• **Instructions for the task**:
Every line with the word "permissions" in it should be extracted from the data that follows.

• **Extracted material**:
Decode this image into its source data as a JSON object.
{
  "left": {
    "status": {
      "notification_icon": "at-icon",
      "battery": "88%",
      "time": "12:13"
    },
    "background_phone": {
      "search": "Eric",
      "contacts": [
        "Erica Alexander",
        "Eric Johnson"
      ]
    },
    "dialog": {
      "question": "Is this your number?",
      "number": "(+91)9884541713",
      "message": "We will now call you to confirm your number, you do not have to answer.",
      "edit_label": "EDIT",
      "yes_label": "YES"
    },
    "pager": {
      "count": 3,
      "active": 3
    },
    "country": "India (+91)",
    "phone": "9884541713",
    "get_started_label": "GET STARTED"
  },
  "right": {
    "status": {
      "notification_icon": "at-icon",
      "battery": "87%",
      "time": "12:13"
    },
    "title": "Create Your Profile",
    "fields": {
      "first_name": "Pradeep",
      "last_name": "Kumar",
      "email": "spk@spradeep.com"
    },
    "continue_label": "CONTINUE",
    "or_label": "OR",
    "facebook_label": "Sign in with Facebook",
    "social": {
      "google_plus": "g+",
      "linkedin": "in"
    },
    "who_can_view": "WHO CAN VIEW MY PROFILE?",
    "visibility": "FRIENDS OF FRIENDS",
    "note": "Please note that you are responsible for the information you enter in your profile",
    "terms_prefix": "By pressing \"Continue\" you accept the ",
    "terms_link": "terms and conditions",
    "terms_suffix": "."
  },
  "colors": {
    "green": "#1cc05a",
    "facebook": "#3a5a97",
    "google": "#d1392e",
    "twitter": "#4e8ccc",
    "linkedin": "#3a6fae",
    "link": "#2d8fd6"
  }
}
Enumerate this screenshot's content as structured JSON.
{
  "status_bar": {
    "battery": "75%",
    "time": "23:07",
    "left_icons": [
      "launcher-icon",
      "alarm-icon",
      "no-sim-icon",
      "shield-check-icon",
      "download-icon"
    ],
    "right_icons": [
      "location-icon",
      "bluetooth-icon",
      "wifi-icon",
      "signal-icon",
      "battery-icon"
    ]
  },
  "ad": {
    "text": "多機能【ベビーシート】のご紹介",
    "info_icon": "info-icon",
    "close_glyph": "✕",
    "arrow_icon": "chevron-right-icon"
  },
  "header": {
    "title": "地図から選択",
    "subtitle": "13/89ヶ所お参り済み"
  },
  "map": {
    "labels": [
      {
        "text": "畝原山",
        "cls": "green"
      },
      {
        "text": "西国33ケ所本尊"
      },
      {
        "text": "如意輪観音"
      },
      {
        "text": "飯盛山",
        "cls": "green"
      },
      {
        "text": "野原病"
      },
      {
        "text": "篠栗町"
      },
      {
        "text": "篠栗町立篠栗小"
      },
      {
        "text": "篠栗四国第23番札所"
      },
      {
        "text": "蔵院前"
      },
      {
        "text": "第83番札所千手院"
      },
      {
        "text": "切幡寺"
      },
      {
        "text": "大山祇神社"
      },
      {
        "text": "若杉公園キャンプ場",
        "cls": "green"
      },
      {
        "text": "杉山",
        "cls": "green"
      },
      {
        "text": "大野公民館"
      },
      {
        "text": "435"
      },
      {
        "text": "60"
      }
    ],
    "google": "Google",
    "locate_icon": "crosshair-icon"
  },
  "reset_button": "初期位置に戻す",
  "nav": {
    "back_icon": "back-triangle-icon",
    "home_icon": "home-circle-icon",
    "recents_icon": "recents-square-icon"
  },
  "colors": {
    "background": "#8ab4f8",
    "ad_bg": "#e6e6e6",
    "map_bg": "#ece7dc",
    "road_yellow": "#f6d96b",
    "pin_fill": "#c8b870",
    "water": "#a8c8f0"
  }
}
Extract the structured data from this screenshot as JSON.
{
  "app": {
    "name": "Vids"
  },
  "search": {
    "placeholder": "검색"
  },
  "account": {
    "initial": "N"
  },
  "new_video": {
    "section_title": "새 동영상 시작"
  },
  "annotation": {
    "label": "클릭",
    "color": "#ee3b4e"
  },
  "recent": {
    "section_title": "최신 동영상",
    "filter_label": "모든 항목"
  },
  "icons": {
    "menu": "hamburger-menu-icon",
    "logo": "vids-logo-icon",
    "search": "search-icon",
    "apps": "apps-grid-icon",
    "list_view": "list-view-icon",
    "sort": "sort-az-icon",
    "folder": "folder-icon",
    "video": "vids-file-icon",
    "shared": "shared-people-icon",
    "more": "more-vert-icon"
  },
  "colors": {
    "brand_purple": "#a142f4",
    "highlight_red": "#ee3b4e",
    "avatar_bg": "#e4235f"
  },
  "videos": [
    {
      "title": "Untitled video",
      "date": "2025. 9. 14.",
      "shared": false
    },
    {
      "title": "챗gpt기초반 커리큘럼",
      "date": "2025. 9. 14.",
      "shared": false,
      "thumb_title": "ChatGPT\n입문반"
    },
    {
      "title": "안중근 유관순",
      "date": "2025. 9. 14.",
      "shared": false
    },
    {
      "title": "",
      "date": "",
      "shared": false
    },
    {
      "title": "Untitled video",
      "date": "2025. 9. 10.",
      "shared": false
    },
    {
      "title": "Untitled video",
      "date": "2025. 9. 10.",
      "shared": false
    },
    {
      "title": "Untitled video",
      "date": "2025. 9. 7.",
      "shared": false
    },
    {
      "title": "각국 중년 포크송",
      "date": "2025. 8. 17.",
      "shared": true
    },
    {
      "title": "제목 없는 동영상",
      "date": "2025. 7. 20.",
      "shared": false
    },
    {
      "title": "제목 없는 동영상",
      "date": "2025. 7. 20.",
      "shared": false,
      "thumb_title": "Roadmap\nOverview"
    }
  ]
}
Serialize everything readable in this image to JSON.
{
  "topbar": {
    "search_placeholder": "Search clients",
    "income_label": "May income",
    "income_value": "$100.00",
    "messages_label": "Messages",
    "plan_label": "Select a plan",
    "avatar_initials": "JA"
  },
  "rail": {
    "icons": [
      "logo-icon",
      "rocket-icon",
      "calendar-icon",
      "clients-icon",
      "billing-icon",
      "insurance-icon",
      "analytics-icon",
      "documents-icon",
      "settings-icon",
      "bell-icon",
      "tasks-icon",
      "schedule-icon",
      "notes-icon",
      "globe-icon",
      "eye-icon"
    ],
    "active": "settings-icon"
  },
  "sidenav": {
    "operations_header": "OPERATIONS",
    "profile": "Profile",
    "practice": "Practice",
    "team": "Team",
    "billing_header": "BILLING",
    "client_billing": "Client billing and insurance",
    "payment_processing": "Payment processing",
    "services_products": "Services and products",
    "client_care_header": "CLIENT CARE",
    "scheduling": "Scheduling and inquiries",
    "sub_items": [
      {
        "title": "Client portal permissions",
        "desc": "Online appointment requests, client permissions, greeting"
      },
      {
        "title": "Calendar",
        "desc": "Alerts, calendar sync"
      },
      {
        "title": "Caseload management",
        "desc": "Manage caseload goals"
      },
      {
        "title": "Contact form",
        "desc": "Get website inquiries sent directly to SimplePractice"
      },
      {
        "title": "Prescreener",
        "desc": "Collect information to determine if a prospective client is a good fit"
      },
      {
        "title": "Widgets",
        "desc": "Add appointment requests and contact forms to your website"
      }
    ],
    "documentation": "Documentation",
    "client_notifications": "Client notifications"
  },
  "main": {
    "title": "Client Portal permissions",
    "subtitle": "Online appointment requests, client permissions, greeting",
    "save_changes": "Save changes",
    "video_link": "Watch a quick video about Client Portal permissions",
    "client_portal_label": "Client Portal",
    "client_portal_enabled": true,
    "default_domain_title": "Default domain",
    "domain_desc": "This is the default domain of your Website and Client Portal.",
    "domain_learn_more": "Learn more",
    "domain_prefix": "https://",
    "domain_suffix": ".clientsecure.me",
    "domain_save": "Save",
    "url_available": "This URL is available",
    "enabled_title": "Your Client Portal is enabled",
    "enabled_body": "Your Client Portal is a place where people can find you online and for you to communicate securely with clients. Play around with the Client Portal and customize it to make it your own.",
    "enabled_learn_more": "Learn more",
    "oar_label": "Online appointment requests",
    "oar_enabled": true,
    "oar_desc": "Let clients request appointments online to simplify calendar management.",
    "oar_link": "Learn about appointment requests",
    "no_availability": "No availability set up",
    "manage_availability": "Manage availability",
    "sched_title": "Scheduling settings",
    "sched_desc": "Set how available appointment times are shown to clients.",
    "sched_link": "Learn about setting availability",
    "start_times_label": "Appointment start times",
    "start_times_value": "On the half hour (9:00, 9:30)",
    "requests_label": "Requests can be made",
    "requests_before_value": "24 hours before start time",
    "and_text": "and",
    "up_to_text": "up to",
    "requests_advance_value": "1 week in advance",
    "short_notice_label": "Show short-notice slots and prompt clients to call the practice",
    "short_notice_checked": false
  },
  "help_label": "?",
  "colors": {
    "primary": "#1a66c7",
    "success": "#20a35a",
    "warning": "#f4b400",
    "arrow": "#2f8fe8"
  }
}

• **Solution**:
        "title": "Client portal permissions",
        "desc": "Online appointment requests, client permissions, greeting"
    "title": "Client Portal permissions",
    "subtitle": "Online appointment requests, client permissions, greeting",
    "video_link": "Watch a quick video about Client Portal permissions",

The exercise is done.